(Excerpts from an interface dataset)
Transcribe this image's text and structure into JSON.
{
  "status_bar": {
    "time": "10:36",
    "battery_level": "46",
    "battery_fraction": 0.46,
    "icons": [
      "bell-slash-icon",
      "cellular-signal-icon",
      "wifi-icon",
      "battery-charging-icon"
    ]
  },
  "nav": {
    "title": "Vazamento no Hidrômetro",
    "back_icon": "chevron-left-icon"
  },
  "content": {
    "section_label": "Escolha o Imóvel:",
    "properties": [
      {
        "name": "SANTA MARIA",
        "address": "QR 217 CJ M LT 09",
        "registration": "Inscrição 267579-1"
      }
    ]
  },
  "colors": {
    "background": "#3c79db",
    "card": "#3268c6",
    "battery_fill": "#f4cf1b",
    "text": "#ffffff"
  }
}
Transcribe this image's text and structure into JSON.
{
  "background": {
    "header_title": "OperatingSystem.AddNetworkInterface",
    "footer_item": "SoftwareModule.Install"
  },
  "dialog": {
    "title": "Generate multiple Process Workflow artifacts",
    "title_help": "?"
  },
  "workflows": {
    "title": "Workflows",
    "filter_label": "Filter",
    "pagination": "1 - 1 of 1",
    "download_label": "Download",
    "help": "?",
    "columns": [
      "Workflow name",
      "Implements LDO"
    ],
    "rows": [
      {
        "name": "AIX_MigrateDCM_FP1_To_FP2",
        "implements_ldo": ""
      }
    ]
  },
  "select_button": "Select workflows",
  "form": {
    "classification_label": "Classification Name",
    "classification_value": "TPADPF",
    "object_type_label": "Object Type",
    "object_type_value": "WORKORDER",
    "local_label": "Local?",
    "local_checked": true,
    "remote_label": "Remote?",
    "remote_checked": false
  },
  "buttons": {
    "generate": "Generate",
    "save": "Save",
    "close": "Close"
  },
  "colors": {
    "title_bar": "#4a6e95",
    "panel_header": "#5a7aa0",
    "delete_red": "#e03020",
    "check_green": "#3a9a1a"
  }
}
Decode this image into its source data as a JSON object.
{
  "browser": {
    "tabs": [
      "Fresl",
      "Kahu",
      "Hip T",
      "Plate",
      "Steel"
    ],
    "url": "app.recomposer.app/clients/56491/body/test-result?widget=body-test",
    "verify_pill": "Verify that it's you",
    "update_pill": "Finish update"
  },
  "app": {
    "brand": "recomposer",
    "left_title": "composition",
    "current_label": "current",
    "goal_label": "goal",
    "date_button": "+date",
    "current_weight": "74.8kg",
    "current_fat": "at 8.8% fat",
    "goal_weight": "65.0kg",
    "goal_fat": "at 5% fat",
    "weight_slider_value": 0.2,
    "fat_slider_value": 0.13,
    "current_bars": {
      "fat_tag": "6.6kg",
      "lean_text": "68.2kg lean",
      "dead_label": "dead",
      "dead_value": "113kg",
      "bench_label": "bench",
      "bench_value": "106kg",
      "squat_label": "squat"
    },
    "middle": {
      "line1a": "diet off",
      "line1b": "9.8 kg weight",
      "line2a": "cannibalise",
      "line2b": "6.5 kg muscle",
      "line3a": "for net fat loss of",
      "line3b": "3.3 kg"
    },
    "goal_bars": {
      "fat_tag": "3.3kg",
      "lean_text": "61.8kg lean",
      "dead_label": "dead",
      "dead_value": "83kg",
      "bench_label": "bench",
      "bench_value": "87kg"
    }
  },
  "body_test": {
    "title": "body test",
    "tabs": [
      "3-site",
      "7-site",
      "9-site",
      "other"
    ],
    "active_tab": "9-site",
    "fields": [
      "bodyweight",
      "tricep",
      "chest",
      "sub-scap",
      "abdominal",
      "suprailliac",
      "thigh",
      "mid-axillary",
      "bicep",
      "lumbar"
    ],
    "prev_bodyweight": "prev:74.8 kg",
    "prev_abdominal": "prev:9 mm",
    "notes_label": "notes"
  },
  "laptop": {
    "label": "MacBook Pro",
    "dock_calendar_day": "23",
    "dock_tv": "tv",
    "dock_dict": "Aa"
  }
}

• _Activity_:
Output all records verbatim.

• _Solution_:
Transcribe this image's text and structure into JSON.
{
  "status_bar": {
    "time": "10:36",
    "battery_level": "46",
    "battery_fraction": 0.46,
    "icons": [
      "bell-slash-icon",
      "cellular-signal-icon",
      "wifi-icon",
      "battery-charging-icon"
    ]
  },
  "nav": {
    "title": "Vazamento no Hidrômetro",
    "back_icon": "chevron-left-icon"
  },
  "content": {
    "section_label": "Escolha o Imóvel:",
    "properties": [
      {
        "name": "SANTA MARIA",
        "address": "QR 217 CJ M LT 09",
        "registration": "Inscrição 267579-1"
      }
    ]
  },
  "colors": {
    "background": "#3c79db",
    "card": "#3268c6",
    "battery_fill": "#f4cf1b",
    "text": "#ffffff"
  }
}
Transcribe this image's text and structure into JSON.
{
  "background": {
    "header_title": "OperatingSystem.AddNetworkInterface",
    "footer_item": "SoftwareModule.Install"
  },
  "dialog": {
    "title": "Generate multiple Process Workflow artifacts",
    "title_help": "?"
  },
  "workflows": {
    "title": "Workflows",
    "filter_label": "Filter",
    "pagination": "1 - 1 of 1",
    "download_label": "Download",
    "help": "?",
    "columns": [
      "Workflow name",
      "Implements LDO"
    ],
    "rows": [
      {
        "name": "AIX_MigrateDCM_FP1_To_FP2",
        "implements_ldo": ""
      }
    ]
  },
  "select_button": "Select workflows",
  "form": {
    "classification_label": "Classification Name",
    "classification_value": "TPADPF",
    "object_type_label": "Object Type",
    "object_type_value": "WORKORDER",
    "local_label": "Local?",
    "local_checked": true,
    "remote_label": "Remote?",
    "remote_checked": false
  },
  "buttons": {
    "generate": "Generate",
    "save": "Save",
    "close": "Close"
  },
  "colors": {
    "title_bar": "#4a6e95",
    "panel_header": "#5a7aa0",
    "delete_red": "#e03020",
    "check_green": "#3a9a1a"
  }
}
Decode this image into its source data as a JSON object.
{
  "browser": {
    "tabs": [
      "Fresl",
      "Kahu",
      "Hip T",
      "Plate",
      "Steel"
    ],
    "url": "app.recomposer.app/clients/56491/body/test-result?widget=body-test",
    "verify_pill": "Verify that it's you",
    "update_pill": "Finish update"
  },
  "app": {
    "brand": "recomposer",
    "left_title": "composition",
    "current_label": "current",
    "goal_label": "goal",
    "date_button": "+date",
    "current_weight": "74.8kg",
    "current_fat": "at 8.8% fat",
    "goal_weight": "65.0kg",
    "goal_fat": "at 5% fat",
    "weight_slider_value": 0.2,
    "fat_slider_value": 0.13,
    "current_bars": {
      "fat_tag": "6.6kg",
      "lean_text": "68.2kg lean",
      "dead_label": "dead",
      "dead_value": "113kg",
      "bench_label": "bench",
      "bench_value": "106kg",
      "squat_label": "squat"
    },
    "middle": {
      "line1a": "diet off",
      "line1b": "9.8 kg weight",
      "line2a": "cannibalise",
      "line2b": "6.5 kg muscle",
      "line3a": "for net fat loss of",
      "line3b": "3.3 kg"
    },
    "goal_bars": {
      "fat_tag": "3.3kg",
      "lean_text": "61.8kg lean",
      "dead_label": "dead",
      "dead_value": "83kg",
      "bench_label": "bench",
      "bench_value": "87kg"
    }
  },
  "body_test": {
    "title": "body test",
    "tabs": [
      "3-site",
      "7-site",
      "9-site",
      "other"
    ],
    "active_tab": "9-site",
    "fields": [
      "bodyweight",
      "tricep",
      "chest",
      "sub-scap",
      "abdominal",
      "suprailliac",
      "thigh",
      "mid-axillary",
      "bicep",
      "lumbar"
    ],
    "prev_bodyweight": "prev:74.8 kg",
    "prev_abdominal": "prev:9 mm",
    "notes_label": "notes"
  },
  "laptop": {
    "label": "MacBook Pro",
    "dock_calendar_day": "23",
    "dock_tv": "tv",
    "dock_dict": "Aa"
  }
}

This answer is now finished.